Priestly Good News is All Around Us
I was sitting at a red light in center city last week, and as I sat in traffic, I saw a priest I knew out on the sidewalk, assisting an apparent homeless man to a nearby food truck to buy him lunch.
I know the priest and it was not surprising to me, this show of love and compassion. It is who Father is. Kind. Generous. Caring. A friend to all. Christ-like.
That beautiful snapshot stuck with me all last week, offsetting my anger over large, sensational (and deserved) headlines and continuing sad news (and equally bad reporting) about priests and bishops of our Church.
As I drove home, I was uplifted knowing that THAT priest’s ministry is the norm, not the exception, and I thought of so many good, inspiring priests you will never, ever read about in the Philadelphia media.
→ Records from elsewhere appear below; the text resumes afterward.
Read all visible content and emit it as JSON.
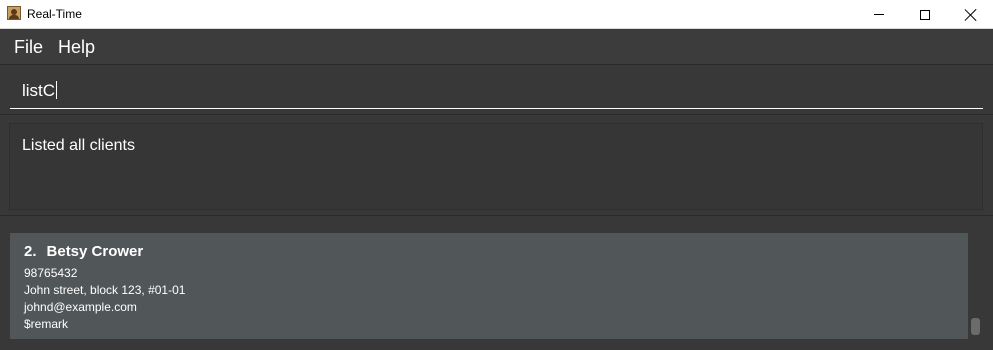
{
  "window": {
    "title": "Real-Time",
    "icon": "app-logo-icon"
  },
  "menu": {
    "items": [
      {
        "label": "File"
      },
      {
        "label": "Help"
      }
    ]
  },
  "command": {
    "value": "listC"
  },
  "result": {
    "text": "Listed all clients"
  },
  "client_list": {
    "items": [
      {
        "index": "2.",
        "name": "Betsy Crower",
        "phone": "98765432",
        "address": "John street, block 123, #01-01",
        "email": "johnd@example.com",
        "remark": "$remark"
      }
    ]
  },
  "colors": {
    "background": "#383838",
    "card": "#515658",
    "text": "#ffffff"
  }
}
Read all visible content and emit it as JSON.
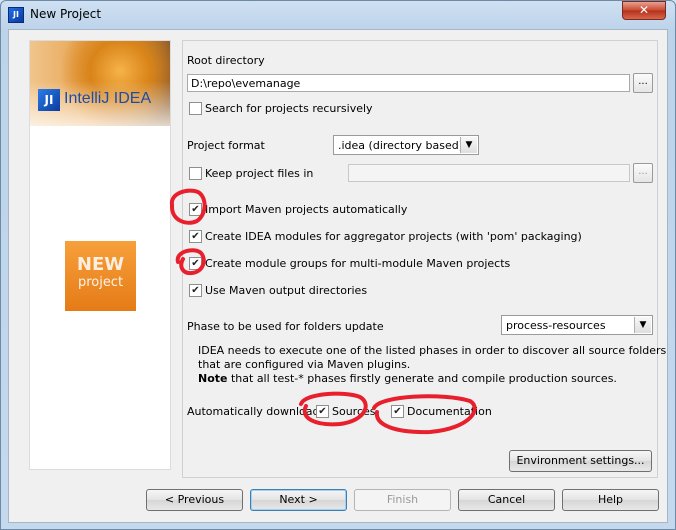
{
  "window": {
    "title": "New Project",
    "close_icon": "close-icon"
  },
  "banner": {
    "logo_text": "IntelliJ IDEA",
    "new_label": "NEW",
    "project_label": "project"
  },
  "form": {
    "root_dir_label": "Root directory",
    "root_dir_value": "D:\\repo\\evemanage",
    "browse_label": "...",
    "search_recursive_label": "Search for projects recursively",
    "search_recursive_checked": false,
    "project_format_label": "Project format",
    "project_format_value": ".idea (directory based)",
    "keep_files_label": "Keep project files in",
    "keep_files_checked": false,
    "keep_files_value": "",
    "keep_files_browse": "...",
    "import_maven_label": "Import Maven projects automatically",
    "import_maven_checked": true,
    "create_modules_label": "Create IDEA modules for aggregator projects (with 'pom' packaging)",
    "create_modules_checked": true,
    "create_groups_label": "Create module groups for multi-module Maven projects",
    "create_groups_checked": true,
    "use_output_label": "Use Maven output directories",
    "use_output_checked": true,
    "phase_label": "Phase to be used for folders update",
    "phase_value": "process-resources",
    "info_line1": "IDEA needs to execute one of the listed phases in order to discover all source folders",
    "info_line2": "that are configured via Maven plugins.",
    "info_note_bold": "Note",
    "info_note_rest": " that all test-* phases firstly generate and compile production sources.",
    "auto_download_label": "Automatically download",
    "sources_label": "Sources",
    "sources_checked": true,
    "docs_label": "Documentation",
    "docs_checked": true,
    "env_settings_label": "Environment settings..."
  },
  "buttons": {
    "previous": "< Previous",
    "next": "Next >",
    "finish": "Finish",
    "cancel": "Cancel",
    "help": "Help"
  },
  "colors": {
    "annotation_red": "#e8202e",
    "banner_orange": "#e8821f"
  }
}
With that in mind, I offer this list of priests about whom you will never, ever read about in the Philly press. I could fill this bulletin with similar good stories about special priests.
Fr. Wil Pashley, St. Barbara pastor: Celebrating his 55th year as a priest and has served in the inner-city most of his life, the last 18 years in West Philly. An expert on Human Relations and Urban Ministry.
Fr. Ferdinand Buccaforni, pastor emeritus of St. Donato, still serving the faithful in his 60th year as a priest, now at St. Colman in Ardmore. Ordained by Cardinal O’Hara in 1958 !!! Legendary.
Fr. Frank Sabbatini, retired, pastor emeritus, St Lucy. Also in his 55th year of ministry, now at Holy Savior in Norristown.
Fr. Sean Loomis, parochial vicar, Annunciation parish. Just five years a priest (2013), Fr Sean ministers to the deaf of our archdiocese, signing the Mass and bringing the sacraments and love to the deaf and hearing impaired of our city.
Fr. Steve Thorne, St. Martin de Porres, a Neumann University chaplain and beloved leader and former director of the Office for Black Catholics and a powerful witness for love of neighbor and racial equality in our city and nation for his 20 years as a priest.
Msgr. John O’Brien, retired: 57 years a blind priest, never allowing his lack of vision to prevent him from serving the Lord and His people. So inspiring and courageous.
Fr. John Pidgeon, St. Teresa of Calcutta: 31 years a priest and pastor, now ministering to the imprisoned at Graterford Prison with zeal and mercy.
Fr. Joe Coffey (’96) and Fr. Joe Lea (2004): Priests of our archdiocese serving as a U.S. Navy and U.S. Army chaplain, respectively.
Fr. Mike Lonergan, retired pastor emeritus, St. Elizabeth Ann Seton, Bensalem. Celebrating his 25th anniversary as a priest after losing his wife many years ago. Father of nine children and a spiritual father to all. Likewise, my Pope St. John XXIII classmate (and high school classmate), Fr. Jim Cardosi, answered God’s call after losing his wife Cindi. Fr. Jim recently spoke at our St. Gen’s Men retreat, sharing his journey to the priesthood following a distinguished career as a P-3 pilot in the Navy. Father of five children and a product of nearby St. Titus parish.
Fr. Doug McKay, ordained in 1982, founder of Our House Ministries in the Grays Ferry section of Philadelphia in 1997, still serving as chaplain, using the power of prayer and the sacraments in outreach to those struggling with addiction.
We all need a shot of positive and inspiration these days, and I pray you don’t have to look very far to find it and be renewed in the power that our Lord Jesus Christ works through the good works of His priests and deacons, so wonderfully exemplified by so many in our archdiocese.